§ **What you need to do**: When you copy the entries, keep every word exactly as it is and drop the images.

══ Entries provided ══

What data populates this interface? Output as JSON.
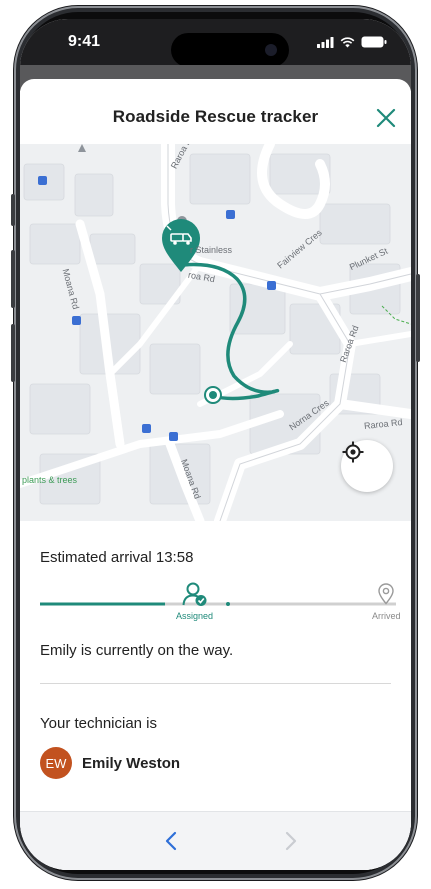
{
  "status_bar": {
    "time": "9:41"
  },
  "header": {
    "title": "Roadside Rescue tracker"
  },
  "map": {
    "labels": {
      "raroa_rd_top": "Raroa Rd",
      "stainless": "r Stainless",
      "road_short": "roa Rd",
      "fairview": "Fairview Cres",
      "plunket": "Plunket St",
      "raroa_rd_right": "Raroa Rd",
      "moana_rd_left": "Moana Rd",
      "norna_cres": "Norna Cres",
      "raroa_rd_bottom": "Raroa Rd",
      "moana_rd_bottom": "Moana Rd",
      "plants": "plants & trees"
    }
  },
  "eta": {
    "label": "Estimated arrival 13:58"
  },
  "progress": {
    "assigned_label": "Assigned",
    "arrived_label": "Arrived",
    "completed_fraction": 0.4
  },
  "status_message": "Emily is currently on the way.",
  "technician": {
    "heading": "Your technician is",
    "initials": "EW",
    "name": "Emily Weston"
  },
  "colors": {
    "accent": "#1f8a7a",
    "avatar": "#c2521f"
  },
  "icons": [
    "close-icon",
    "locate-icon",
    "tow-truck-icon",
    "technician-icon",
    "pin-icon",
    "chevron-left-icon",
    "chevron-right-icon"
  ]
}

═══

§ **Result for this exercise**:
What data populates this interface? Output as JSON.
{
  "status_bar": {
    "time": "9:41"
  },
  "header": {
    "title": "Roadside Rescue tracker"
  },
  "map": {
    "labels": {
      "raroa_rd_top": "Raroa Rd",
      "stainless": "r Stainless",
      "road_short": "roa Rd",
      "fairview": "Fairview Cres",
      "plunket": "Plunket St",
      "raroa_rd_right": "Raroa Rd",
      "moana_rd_left": "Moana Rd",
      "norna_cres": "Norna Cres",
      "raroa_rd_bottom": "Raroa Rd",
      "moana_rd_bottom": "Moana Rd",
      "plants": "plants & trees"
    }
  },
  "eta": {
    "label": "Estimated arrival 13:58"
  },
  "progress": {
    "assigned_label": "Assigned",
    "arrived_label": "Arrived",
    "completed_fraction": 0.4
  },
  "status_message": "Emily is currently on the way.",
  "technician": {
    "heading": "Your technician is",
    "initials": "EW",
    "name": "Emily Weston"
  },
  "colors": {
    "accent": "#1f8a7a",
    "avatar": "#c2521f"
  },
  "icons": [
    "close-icon",
    "locate-icon",
    "tow-truck-icon",
    "technician-icon",
    "pin-icon",
    "chevron-left-icon",
    "chevron-right-icon"
  ]
}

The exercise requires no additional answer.